• [Dataset rows for apps and sites]
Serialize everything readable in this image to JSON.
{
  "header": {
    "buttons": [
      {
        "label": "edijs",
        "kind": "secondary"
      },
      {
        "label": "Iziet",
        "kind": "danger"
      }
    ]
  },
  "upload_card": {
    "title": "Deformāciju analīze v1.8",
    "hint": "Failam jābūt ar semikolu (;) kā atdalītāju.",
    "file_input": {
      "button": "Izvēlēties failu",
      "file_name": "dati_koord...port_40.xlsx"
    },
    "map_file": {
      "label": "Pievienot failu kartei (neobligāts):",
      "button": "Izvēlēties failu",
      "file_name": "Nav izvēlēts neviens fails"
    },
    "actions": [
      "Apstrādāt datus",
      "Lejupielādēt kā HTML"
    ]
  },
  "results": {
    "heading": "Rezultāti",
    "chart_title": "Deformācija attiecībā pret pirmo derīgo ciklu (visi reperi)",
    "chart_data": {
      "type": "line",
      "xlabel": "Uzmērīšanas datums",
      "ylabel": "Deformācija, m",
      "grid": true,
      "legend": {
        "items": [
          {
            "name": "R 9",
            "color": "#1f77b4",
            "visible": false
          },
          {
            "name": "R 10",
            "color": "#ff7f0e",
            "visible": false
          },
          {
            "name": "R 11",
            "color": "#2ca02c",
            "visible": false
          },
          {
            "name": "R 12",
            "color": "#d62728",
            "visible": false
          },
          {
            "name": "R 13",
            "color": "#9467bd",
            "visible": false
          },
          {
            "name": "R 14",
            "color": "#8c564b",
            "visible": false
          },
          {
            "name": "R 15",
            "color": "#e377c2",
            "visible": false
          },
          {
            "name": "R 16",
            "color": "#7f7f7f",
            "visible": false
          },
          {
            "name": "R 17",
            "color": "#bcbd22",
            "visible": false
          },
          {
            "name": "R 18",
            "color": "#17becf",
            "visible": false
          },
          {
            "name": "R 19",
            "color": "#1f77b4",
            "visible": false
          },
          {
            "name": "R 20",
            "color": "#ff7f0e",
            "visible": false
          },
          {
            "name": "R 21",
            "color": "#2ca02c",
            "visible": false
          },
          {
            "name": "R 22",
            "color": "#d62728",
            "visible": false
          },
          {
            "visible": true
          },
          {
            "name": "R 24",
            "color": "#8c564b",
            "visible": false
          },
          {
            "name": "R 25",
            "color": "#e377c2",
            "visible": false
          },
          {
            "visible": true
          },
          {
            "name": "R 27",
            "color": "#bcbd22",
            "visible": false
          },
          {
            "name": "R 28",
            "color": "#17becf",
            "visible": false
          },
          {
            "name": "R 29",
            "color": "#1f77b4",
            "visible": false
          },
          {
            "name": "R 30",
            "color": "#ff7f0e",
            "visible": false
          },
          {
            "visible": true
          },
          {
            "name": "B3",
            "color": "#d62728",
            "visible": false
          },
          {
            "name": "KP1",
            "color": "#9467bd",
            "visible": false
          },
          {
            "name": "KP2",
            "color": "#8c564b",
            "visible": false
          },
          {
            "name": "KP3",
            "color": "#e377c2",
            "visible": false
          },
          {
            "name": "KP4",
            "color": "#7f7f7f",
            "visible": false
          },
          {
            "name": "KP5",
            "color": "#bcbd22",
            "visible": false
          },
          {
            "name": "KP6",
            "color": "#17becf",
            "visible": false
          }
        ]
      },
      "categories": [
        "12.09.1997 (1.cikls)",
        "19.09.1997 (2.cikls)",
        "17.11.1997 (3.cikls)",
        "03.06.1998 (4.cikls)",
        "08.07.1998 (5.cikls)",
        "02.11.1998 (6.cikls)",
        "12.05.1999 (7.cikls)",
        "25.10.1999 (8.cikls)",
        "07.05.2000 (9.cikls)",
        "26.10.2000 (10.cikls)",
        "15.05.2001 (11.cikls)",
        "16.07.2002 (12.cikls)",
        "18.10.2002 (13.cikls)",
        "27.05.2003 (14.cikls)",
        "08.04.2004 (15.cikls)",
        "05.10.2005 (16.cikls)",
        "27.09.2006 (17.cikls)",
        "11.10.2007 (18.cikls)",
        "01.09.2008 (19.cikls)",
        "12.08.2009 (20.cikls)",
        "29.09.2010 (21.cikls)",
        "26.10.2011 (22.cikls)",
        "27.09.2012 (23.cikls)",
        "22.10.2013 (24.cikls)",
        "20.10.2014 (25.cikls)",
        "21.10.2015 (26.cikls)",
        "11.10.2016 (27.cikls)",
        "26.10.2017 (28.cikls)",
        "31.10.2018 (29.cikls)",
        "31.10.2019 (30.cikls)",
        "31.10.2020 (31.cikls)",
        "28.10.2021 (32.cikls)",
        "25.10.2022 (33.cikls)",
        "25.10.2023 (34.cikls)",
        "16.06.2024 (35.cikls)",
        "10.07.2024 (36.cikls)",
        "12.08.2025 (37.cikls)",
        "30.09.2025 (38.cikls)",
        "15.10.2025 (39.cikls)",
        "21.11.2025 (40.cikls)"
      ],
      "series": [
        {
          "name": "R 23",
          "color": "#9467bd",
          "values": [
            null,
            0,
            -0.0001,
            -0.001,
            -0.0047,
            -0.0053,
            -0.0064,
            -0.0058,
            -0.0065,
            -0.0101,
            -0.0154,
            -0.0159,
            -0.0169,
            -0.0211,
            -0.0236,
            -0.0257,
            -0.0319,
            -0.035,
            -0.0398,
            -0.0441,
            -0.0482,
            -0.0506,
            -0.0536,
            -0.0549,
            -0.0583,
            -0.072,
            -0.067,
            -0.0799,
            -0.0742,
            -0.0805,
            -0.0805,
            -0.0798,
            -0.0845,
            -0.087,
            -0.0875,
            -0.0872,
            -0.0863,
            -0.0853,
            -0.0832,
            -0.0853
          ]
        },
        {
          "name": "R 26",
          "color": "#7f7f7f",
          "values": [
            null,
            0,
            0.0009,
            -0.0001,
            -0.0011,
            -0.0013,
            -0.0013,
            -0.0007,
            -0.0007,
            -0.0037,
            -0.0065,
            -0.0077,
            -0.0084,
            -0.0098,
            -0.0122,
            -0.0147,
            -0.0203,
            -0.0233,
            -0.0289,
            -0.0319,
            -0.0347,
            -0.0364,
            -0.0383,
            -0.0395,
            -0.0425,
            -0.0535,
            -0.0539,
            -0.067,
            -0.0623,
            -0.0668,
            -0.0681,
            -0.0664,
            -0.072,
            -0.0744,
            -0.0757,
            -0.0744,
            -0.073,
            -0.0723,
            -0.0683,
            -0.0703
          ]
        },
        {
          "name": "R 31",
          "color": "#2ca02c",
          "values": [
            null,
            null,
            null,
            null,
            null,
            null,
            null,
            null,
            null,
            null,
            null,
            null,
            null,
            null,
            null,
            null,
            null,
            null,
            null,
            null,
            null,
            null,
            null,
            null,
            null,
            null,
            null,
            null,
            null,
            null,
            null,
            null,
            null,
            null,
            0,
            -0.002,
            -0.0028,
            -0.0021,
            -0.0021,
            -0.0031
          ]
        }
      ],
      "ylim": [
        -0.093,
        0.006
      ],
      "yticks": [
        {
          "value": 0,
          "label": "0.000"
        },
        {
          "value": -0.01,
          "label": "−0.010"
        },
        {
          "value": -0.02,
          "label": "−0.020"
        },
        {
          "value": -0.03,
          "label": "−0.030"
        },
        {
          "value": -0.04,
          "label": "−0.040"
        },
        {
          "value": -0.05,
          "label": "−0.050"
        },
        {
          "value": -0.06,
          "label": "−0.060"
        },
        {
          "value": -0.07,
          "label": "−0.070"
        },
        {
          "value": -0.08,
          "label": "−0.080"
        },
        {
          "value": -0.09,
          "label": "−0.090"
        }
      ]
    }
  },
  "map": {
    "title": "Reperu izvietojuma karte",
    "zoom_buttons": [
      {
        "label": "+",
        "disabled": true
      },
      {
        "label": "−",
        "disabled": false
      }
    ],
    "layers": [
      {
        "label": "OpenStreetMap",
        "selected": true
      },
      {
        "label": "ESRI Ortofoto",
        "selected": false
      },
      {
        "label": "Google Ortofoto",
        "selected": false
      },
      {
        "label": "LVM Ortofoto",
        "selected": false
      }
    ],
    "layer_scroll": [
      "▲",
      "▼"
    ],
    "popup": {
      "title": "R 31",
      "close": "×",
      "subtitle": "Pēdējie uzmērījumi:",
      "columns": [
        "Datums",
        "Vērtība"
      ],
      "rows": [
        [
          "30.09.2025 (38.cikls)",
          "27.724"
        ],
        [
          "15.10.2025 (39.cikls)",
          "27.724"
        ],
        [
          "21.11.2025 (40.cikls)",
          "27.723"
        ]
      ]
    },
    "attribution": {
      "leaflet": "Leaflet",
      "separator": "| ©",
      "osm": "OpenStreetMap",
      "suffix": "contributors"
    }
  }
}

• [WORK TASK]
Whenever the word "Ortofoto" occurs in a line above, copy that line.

• [EXERCISE OUTPUT]
        "label": "ESRI Ortofoto",
        "label": "Google Ortofoto",
        "label": "LVM Ortofoto",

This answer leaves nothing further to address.